Keeping an area of natural growth, with indigenous plants, flowers, rock bed formations, pebbles and some water supply is an excellent strategy in providing foraging areas for native bees. This beautiful natural landscape in Gilroy, California is a hub for #pollination and native bee activity. Learn more about what you can do to reverse the decline by enrolling in the #PollinatorProtector Certificate Course edu.pollinatorcentral.com #getoutside#landscapephotography#fall#savethebees @ashleighmaraw @beecity_canada @3104dw
Apple Orchard in Texas
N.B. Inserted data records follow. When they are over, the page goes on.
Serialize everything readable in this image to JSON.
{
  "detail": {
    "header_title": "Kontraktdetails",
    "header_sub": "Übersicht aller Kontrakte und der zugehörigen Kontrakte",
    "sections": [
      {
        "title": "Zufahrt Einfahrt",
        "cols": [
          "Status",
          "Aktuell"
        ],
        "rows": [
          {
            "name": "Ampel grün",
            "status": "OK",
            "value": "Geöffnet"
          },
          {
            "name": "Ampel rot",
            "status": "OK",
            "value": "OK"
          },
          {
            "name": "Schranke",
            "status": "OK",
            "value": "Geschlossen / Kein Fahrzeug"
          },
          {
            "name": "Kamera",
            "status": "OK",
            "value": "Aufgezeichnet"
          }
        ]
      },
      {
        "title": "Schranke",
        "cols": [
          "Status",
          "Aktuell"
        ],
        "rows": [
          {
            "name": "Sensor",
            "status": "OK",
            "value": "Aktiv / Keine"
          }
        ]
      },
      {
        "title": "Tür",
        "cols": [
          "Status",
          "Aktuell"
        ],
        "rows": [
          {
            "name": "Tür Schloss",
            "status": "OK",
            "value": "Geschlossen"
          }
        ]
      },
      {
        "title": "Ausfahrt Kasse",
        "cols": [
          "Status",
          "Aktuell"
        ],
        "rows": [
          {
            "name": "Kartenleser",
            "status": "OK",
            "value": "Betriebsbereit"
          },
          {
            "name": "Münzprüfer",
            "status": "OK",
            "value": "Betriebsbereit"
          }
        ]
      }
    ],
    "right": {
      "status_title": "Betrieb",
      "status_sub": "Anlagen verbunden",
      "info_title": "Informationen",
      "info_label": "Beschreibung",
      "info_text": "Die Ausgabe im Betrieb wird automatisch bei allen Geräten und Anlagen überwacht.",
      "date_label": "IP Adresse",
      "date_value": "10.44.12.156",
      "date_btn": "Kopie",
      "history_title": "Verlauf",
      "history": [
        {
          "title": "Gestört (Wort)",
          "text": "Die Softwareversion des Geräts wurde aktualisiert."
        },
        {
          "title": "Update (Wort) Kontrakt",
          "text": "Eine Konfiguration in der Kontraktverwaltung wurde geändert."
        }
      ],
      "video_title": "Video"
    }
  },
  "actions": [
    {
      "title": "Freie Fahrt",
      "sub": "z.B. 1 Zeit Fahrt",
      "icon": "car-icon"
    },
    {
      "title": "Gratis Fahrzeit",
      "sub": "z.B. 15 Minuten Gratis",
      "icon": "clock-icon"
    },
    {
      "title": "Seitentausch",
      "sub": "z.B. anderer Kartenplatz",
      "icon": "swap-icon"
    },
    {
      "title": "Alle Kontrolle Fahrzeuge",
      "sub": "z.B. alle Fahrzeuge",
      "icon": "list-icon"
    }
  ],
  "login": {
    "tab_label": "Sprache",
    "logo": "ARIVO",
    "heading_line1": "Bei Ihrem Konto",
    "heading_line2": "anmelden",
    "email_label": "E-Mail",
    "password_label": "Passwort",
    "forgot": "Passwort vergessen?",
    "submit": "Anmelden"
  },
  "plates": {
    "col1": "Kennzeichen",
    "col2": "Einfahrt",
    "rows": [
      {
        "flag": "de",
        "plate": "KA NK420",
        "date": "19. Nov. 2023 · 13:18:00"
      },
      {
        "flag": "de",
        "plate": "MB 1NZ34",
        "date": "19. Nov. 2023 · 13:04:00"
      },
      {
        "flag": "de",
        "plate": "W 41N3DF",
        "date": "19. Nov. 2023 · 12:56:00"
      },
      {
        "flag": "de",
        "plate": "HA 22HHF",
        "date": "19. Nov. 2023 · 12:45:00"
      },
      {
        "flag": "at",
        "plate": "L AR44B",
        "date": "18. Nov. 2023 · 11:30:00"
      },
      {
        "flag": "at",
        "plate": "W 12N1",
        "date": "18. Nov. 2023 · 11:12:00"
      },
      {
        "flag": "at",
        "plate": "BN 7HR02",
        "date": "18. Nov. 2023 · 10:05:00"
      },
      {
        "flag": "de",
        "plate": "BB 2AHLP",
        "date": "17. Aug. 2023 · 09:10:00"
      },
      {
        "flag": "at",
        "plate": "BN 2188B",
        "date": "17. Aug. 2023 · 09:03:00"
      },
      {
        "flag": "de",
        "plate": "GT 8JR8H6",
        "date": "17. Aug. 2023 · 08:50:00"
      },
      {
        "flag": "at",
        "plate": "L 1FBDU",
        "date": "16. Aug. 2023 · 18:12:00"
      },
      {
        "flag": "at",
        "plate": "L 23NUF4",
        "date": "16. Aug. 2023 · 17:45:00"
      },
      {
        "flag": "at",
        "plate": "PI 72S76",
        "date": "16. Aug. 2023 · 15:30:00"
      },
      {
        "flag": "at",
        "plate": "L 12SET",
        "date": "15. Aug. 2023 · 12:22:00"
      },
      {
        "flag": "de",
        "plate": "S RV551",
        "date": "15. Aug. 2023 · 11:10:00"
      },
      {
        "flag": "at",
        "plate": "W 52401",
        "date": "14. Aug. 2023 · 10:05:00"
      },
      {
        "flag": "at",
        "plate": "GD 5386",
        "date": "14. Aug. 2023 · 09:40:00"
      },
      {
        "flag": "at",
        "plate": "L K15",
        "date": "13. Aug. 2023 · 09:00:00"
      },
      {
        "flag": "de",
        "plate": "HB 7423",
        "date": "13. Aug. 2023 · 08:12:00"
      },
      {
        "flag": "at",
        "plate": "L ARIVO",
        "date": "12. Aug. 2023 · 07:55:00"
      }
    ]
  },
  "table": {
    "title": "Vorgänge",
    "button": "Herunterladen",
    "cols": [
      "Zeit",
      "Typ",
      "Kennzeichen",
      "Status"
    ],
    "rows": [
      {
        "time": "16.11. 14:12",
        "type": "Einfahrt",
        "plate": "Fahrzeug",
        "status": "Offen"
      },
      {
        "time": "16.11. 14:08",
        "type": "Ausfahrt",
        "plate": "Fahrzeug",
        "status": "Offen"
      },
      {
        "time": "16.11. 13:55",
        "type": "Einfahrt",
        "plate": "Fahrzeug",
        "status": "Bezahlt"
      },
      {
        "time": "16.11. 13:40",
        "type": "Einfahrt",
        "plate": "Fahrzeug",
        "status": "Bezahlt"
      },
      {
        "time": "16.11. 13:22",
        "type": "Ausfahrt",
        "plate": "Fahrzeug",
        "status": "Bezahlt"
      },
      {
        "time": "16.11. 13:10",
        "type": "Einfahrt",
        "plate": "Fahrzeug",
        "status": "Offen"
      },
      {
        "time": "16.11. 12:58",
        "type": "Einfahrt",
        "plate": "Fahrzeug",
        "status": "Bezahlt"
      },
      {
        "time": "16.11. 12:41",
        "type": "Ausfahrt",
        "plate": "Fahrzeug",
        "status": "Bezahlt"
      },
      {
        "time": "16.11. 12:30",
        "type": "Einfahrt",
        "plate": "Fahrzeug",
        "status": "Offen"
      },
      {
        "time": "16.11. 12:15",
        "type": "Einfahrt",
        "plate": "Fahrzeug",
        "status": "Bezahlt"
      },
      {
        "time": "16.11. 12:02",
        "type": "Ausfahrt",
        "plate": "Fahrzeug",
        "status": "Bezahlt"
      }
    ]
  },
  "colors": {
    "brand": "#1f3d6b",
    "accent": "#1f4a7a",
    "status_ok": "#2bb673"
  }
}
Last week we took the girls to an apple orchard. I highly recommend this field trip. Henrietta Creek Apple Orchard was fantastic! Sue has been educating children (and adults) for 20 years at her farm. Once a working farm, now it is solely an educational experience for all who visit. Regardless of where you live, search for farms in your area that are open to the public and provide learning experiences. Sue and her staff spent almost two hours walking groups around the farm. They taught each life science concept that are state and national requirements for grades k through 6. They explained parts of a plant, photosynthesis, predators and prey, pollination, life cycles of several insects, and ecosystems. They spent time walking us through the different gardens- vegetable and fruit, herb, and butterfly (pollinator). They had a worm garden. They had chickens and a duck. And, of course, they had apple trees. The tour ended with an explanation of how apples are picked and washed. Then naturally, we found ourselves drinking apple juice and shopping her apple products. A jar of Henrietta Creek Apple Orchard’s Apple Butter somehow made it into our hands and into our car.😉 I am amazed at how much my almost 4 year old remembered from this field trip. Here are my recommendations. Do not take a child younger than 4 year of age. (My oldest is almost 4 and she loved it. My 2 1/2 old did as we both expected.) Do not bring younger siblings unless they are infants and will sleep the whole time or do as we did and designate an adult to entertain the younger sibling the entire time. Dress them in shoes that can get dirty and are not open because of ants. (Our goulashes were perfect!) #apples#appleorchard#farm#henrietta#henriettaappleorchard#fieldtrip#education#partsofaplant#photosynthesis#predators#prey#pollination#bees#honeybees#lifecycles#ecosystems#vegetablegardens#fruitgardens#butterflygarden#herbgarden#worms#appletrees#applebutter#applejuice#applecider
Orange Nectar Bat feeding on banana flower.
Pollination is a very complex phenomena what involves a huge array of creatures, from the delicate butterflies and moths, the extremely important bees, the fast flying hummingbirds but also the fascinating flying mammals; bats! Whose long snouts and tongues can reach into the flower for its nectar.
Thanks to my friend and colleague Edwin Castillo @ed_crepo for the heads up and inviting me to photograph this beauty at his property!
📣 Today through Sunday our PLANT SALE continues!! Whether you know exactly what you want or you need help learning about and deciding on plants to beautify your space, stop on by and we’ll help you find what you’re looking for.
We even have a 50 cent and $1 section! Awesome deals all around!! 10am -3pm
970 Cedar Flat Rd. Williams, OR 97544
We also have a lot of plants on sale on the website. We can ship directly to you! Visit us online at
DID YOU KNOW ?- We need bees. We may take them and other pollinators like butterflies and hoverflies for granted - but they are vital for stable, healthy food supplies.
They are key to the varied, colourful and nutritious diets we need and have come to expect.
Bees are perfectly adapted to pollinate, helping plants grow, breed and produce food. They do so by transferring pollen between flowering plants and so keep the cycle of life turning.
The vast majority of plants we need for food rely on pollination, especially by bees: from almonds and vanilla and apples to squashes. Bees also pollinate around 80% of wildflowers.
Our countryside would be far less interesting and beautiful without them.
But bees are in trouble :( There is growing public and political concern at bee decline across the world. This decline is caused by a combination of stresses - from loss of their habitat and food sources to exposure to pesticides and the effects of climate change.
More than ever before, we need to recognise the importance of bees to nature and to our lives. And we need to turn that into action to ensure they don't just survive but thrive.